IOWA CITY, Iowa -- The University of Iowa women's basketball team is working
to improve its record this season, but not just in the win-loss column.
That's because the basketball team, along with gymnastics and soccer players
under the direction of the women's athletic department, are trying to reduce
athletic injury by participating in a UI College of Engineering Iowa Spine
Research Center study to examine the relationship between muscle agility and
knee injury in female athletes. UI researchers say that the study is a response
to coaches who have noticed a relatively high occurrence of knee injuries
in female athletes worldwide.
Leif Hasselquist, project researcher and a doctoral student in biomedical
engineering in the UI College of Engineering, says the fact that female athletes
in general suffer a higher incidence of knee injuries compared to male athletes

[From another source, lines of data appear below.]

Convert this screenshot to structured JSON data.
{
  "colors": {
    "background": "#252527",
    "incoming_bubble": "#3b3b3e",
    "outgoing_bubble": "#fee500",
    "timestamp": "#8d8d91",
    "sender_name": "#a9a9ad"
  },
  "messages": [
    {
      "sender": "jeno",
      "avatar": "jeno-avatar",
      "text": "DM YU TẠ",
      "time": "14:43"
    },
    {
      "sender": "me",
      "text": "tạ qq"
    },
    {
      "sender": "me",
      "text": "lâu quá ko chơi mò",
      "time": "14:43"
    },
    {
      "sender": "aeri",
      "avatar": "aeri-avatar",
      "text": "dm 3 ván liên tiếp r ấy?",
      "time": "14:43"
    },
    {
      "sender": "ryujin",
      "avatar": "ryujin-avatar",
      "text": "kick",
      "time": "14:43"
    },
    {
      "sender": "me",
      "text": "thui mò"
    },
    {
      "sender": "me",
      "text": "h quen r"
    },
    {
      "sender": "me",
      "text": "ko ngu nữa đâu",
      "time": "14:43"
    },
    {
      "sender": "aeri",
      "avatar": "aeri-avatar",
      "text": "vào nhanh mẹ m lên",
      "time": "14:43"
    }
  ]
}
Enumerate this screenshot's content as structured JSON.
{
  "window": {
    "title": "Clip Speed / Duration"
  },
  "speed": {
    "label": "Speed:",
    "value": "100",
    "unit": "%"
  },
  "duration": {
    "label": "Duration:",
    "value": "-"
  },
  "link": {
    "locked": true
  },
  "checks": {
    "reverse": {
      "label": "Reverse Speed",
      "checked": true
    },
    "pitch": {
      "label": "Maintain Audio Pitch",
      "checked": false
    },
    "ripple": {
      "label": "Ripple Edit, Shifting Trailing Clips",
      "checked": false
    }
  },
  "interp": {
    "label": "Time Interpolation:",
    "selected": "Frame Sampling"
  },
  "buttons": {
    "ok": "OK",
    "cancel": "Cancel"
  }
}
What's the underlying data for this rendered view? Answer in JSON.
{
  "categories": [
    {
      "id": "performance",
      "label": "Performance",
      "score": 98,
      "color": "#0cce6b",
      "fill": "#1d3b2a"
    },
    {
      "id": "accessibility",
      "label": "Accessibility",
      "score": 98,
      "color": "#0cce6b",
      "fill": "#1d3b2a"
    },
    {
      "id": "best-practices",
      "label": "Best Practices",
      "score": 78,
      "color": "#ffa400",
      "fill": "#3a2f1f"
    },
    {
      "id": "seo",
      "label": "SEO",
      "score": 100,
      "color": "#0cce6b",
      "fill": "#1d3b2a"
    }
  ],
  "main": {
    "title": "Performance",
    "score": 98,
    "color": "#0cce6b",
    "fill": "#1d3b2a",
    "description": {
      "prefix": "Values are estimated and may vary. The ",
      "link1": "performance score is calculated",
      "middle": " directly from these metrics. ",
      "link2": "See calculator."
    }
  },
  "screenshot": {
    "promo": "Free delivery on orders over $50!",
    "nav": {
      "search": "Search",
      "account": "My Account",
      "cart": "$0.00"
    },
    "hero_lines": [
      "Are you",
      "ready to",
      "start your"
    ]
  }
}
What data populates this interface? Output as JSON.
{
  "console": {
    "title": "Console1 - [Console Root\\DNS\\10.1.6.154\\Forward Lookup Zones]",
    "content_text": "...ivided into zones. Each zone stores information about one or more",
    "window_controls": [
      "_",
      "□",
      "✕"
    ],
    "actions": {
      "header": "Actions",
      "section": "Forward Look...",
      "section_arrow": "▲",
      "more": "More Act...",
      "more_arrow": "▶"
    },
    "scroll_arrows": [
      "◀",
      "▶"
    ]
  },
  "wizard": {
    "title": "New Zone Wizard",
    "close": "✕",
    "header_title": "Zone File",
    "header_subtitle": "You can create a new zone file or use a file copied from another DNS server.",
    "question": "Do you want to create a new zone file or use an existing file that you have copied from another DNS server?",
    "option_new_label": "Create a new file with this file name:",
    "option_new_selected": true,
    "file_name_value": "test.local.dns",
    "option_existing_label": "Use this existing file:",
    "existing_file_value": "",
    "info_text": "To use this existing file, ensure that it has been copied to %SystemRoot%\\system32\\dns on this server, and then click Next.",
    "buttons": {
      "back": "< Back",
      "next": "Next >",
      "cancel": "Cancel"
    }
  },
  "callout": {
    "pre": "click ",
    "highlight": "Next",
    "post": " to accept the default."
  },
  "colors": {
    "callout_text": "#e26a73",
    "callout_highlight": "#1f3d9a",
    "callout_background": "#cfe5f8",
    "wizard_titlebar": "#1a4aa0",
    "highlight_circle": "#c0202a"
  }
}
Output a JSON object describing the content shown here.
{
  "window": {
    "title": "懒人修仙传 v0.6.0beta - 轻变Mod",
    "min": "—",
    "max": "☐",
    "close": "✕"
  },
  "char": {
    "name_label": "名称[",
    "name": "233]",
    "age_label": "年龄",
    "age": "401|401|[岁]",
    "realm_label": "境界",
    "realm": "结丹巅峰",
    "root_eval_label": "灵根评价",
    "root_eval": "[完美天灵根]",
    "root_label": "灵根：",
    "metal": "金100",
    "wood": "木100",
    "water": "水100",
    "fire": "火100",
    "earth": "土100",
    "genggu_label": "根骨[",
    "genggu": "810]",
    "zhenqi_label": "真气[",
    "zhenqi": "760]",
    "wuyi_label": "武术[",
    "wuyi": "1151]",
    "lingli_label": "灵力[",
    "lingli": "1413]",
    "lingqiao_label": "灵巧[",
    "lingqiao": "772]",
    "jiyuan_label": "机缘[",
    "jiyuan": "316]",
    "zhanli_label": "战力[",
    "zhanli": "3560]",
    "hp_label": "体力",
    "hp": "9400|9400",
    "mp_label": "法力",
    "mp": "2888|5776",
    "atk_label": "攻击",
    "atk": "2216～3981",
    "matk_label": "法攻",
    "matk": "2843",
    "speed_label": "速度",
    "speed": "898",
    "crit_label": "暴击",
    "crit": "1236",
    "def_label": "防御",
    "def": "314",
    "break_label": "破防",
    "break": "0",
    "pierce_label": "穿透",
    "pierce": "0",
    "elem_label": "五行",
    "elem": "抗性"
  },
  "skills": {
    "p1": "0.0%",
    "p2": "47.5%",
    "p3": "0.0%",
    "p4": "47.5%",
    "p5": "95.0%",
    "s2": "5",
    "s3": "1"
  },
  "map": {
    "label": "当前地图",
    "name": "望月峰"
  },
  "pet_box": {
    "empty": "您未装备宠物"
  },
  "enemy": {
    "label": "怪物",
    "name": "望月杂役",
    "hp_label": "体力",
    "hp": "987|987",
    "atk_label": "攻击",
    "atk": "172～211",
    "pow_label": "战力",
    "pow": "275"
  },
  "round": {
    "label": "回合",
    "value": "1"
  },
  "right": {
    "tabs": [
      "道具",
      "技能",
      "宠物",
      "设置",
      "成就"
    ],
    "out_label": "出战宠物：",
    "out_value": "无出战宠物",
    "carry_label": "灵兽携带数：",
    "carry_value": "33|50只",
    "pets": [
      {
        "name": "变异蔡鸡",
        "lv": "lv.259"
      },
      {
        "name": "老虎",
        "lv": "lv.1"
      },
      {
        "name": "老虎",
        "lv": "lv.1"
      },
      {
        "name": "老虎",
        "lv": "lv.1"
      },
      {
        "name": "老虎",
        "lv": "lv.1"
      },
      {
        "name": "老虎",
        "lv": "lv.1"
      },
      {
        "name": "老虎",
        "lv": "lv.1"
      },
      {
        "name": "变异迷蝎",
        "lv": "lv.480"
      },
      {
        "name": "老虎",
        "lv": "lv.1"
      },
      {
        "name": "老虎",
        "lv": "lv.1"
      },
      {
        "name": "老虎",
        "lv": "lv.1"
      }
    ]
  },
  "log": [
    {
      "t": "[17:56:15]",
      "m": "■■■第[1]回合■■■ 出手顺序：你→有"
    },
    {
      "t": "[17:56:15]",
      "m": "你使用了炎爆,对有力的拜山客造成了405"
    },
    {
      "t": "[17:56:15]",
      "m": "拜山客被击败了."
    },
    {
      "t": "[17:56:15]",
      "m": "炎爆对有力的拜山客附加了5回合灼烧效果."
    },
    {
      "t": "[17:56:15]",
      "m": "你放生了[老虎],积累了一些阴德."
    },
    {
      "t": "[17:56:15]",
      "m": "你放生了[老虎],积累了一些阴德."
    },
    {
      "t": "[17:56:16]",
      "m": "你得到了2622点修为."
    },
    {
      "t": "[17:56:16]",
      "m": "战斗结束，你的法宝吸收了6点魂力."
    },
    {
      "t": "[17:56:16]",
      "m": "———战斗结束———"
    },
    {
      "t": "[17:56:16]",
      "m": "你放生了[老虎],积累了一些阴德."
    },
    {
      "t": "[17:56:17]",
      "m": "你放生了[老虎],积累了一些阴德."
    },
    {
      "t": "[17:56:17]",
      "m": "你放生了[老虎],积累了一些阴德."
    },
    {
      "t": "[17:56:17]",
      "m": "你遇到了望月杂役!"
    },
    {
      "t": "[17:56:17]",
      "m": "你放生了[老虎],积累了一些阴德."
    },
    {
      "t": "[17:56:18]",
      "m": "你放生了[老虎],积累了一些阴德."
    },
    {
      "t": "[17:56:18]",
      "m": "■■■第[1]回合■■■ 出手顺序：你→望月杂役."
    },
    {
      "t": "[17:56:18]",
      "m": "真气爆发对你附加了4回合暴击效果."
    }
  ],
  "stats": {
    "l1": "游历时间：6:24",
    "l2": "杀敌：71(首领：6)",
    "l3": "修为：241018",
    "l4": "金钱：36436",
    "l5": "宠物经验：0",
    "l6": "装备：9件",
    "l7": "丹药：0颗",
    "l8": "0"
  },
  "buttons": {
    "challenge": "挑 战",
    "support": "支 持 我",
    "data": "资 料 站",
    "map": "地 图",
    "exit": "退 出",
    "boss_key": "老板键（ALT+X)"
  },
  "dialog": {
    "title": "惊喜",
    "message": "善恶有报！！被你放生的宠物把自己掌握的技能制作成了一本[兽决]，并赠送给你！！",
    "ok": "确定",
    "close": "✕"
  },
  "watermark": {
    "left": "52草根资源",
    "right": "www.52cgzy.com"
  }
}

influenced the group to look at the role of balance in preventing injury.
During the test, subjects stand on a wooden device resembling a doctor's scale.
Wires are taped to the subject's legs to measure electrical impulses emitted
by the muscles. Then, with the athlete standing on one leg, a hidden system
of weights suddenly is dropped, pulling a strap draped across the athlete's
The athletes are instructed to keep standing, even though the weight drop
throws them off balance, says Jennifer Ocif, master's degree candidate in
biomedical engineering and a member of the UI women's soccer club. "In
women, many knee injuries occur when the athlete doesn't expect it, through
a sudden stop or change of direction."
The project's principal investigators, Malcolm H. Pope, professor of biomedical
engineering and Iowa Spine Research Center director, and Dr. John P. Albright,
orthopedic surgeon and director of sports medicine services at UI Hospitals
and Clinics, are also using a Nintendo-like computer device to evaluate how
well muscle response can be learned. When a target appears on a computer screen,
the subject must move her body quickly to duplicate the move. Pope says that
the device shows researchers how fast trunk and knee muscles can be contracted.
"Is balance or agility training a good way to prevent injury? Can we
train muscles to react faster? Will stronger muscles and faster reaction times
prevent injury? Those are some of the things we're trying to determine,"
Ocif notes that preliminary findings suggest that athletes' leg muscle responses
can be improved through regular balance training sessions as short as 10 to
15 minutes in length.
UI Women's Basketball Coach Angie Lee says of the study, "It's very
significant that this kind of research be done. I can't believe how many young
females this (knee injury) happens to. This study is something that I'm extremely
The study is being supported by the Blue Cross Blue Shield Foundation, the
National Institutes of Health and the University of Iowa. The Iowa Spine Research
Center involves a variety of researchers, including engineers, economists,
pharmacologists, surgeons, epidemiologists, research scientists and students,
engaged in assessing clinical effectiveness and outcome in diagnosing and
treating spinal diseases and providing guidance in spinal research and patient